I’m amazed when I watch most people takes photos of small animals. Ninety percent of the time (that statistic is now on the internet so hey, it must be true!) people will walk up to the animal, point their camera down to it and take a shot of the top of its head. I must admit that I used to do that too. I’d be so happy to have an interesting critter in the viewfinder that I’d forget to make the photo interesting or attractive. Or in other words, I’d forget to think like a photographer.
Most bird photos are taken from above or from below, with the result being a bunch of boring shots. Meeting them at their eye level, as I did in the third photo, provides a much more engaging shot. 1: Noisy Miner 2: Rainbow Bee-eater 3: Red-backed Fairy-wren.
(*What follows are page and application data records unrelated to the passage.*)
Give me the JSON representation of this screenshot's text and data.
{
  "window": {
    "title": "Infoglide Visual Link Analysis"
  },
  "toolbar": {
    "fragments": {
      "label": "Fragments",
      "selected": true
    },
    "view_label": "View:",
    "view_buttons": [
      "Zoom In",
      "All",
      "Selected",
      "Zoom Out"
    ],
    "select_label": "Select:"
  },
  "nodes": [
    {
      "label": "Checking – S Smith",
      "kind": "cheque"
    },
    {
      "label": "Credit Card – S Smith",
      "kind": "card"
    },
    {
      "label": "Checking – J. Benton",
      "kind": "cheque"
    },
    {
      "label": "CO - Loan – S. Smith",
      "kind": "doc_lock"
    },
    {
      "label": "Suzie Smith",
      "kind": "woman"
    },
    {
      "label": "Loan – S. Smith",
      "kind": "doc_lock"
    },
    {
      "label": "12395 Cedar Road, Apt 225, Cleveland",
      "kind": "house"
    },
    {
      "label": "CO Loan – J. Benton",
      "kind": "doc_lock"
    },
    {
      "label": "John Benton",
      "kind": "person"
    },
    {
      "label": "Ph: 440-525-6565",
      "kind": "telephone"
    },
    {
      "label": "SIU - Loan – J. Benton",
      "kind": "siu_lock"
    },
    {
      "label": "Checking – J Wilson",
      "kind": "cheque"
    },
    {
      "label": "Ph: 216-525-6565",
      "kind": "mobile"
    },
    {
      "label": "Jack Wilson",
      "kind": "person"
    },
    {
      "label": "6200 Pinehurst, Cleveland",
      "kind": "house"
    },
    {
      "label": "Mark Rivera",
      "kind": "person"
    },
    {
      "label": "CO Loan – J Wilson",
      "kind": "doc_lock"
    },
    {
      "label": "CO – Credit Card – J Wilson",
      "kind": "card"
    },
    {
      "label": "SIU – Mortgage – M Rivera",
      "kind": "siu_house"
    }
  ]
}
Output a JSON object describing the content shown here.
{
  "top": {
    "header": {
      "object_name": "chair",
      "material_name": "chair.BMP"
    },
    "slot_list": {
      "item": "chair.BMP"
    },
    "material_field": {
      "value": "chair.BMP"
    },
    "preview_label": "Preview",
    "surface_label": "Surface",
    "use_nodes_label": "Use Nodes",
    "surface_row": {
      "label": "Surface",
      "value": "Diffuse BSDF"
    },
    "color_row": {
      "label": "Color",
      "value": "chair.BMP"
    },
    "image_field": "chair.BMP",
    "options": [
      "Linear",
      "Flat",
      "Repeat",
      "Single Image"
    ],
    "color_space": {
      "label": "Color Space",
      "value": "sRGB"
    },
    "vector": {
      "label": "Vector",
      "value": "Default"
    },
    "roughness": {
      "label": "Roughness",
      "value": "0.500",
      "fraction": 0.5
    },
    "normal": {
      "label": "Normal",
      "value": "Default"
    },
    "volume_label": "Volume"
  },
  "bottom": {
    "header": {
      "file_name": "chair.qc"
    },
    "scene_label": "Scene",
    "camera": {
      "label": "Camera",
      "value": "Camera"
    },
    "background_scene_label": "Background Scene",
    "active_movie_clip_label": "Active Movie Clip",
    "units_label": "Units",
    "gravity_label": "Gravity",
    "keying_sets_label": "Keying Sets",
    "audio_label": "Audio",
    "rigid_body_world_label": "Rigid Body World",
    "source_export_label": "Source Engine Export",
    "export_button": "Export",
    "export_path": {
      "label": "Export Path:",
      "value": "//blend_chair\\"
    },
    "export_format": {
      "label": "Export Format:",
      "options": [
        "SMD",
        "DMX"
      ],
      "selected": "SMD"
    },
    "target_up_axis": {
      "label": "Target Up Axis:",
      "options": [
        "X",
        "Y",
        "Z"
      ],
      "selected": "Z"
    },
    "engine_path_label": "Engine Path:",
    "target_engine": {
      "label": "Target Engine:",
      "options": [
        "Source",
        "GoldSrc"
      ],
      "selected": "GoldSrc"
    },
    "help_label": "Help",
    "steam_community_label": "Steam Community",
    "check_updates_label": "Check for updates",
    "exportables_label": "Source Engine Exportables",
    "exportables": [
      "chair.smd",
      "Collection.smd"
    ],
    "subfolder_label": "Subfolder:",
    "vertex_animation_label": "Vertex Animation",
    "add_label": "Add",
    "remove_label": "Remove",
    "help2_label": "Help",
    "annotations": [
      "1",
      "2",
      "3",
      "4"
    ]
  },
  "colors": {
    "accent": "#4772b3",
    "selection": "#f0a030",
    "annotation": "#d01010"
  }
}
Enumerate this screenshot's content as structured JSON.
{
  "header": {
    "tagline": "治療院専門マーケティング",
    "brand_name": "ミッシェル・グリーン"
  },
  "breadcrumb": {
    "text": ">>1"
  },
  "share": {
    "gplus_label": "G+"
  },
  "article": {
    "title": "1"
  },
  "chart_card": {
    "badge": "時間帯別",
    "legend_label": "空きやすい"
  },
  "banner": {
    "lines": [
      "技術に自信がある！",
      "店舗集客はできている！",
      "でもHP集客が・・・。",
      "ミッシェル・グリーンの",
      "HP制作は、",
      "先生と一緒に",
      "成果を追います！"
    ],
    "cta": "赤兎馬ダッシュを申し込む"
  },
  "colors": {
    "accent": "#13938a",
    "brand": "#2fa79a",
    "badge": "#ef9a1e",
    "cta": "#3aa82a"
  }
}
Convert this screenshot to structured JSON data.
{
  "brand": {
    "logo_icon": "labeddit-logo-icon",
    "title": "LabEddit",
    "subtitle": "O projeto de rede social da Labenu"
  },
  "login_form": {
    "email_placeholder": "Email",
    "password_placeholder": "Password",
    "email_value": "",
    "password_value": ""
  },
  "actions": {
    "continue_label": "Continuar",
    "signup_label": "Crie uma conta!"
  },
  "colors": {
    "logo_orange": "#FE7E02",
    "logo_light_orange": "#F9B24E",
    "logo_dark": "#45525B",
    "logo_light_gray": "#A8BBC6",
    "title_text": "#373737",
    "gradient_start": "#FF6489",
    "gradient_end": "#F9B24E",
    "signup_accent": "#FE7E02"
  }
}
As humans, we’re very familiar with certain ways of seeing animals. For example, we’re used to looking down on a pigeon walking along the ground, or looking up at one flying overhead. So it’s going to be much more difficult to make our images look fresh and original if we also photograph them from those angles.
Even some of the smaller creatures can be photographed at eye level, as you’ll see when you compare these photos of Wolf Spiders. However you should obviously take special care when working with venomous creatures.
I chose an eye-level angle for the first of these dragonfly photos but obviously I didn’t for the second one, because in the second shot I wanted the photo to be all about the colours in the wings. So as much as articles like this one offer suggestions, you should always make up your own mind at the time about how to take your best photo.
By getting down onto your knees or even lying down in front of an animal a few things happen:
No, of course not. I certainly don’t want to be giving you rules on how you’re supposed to take all your shots. And, quite often the occasion will dictate that a much better angle can be used. The important thing is that you let the unique situation surrounding each shot decide which is the best angle instead of letting old habits make the choice for you.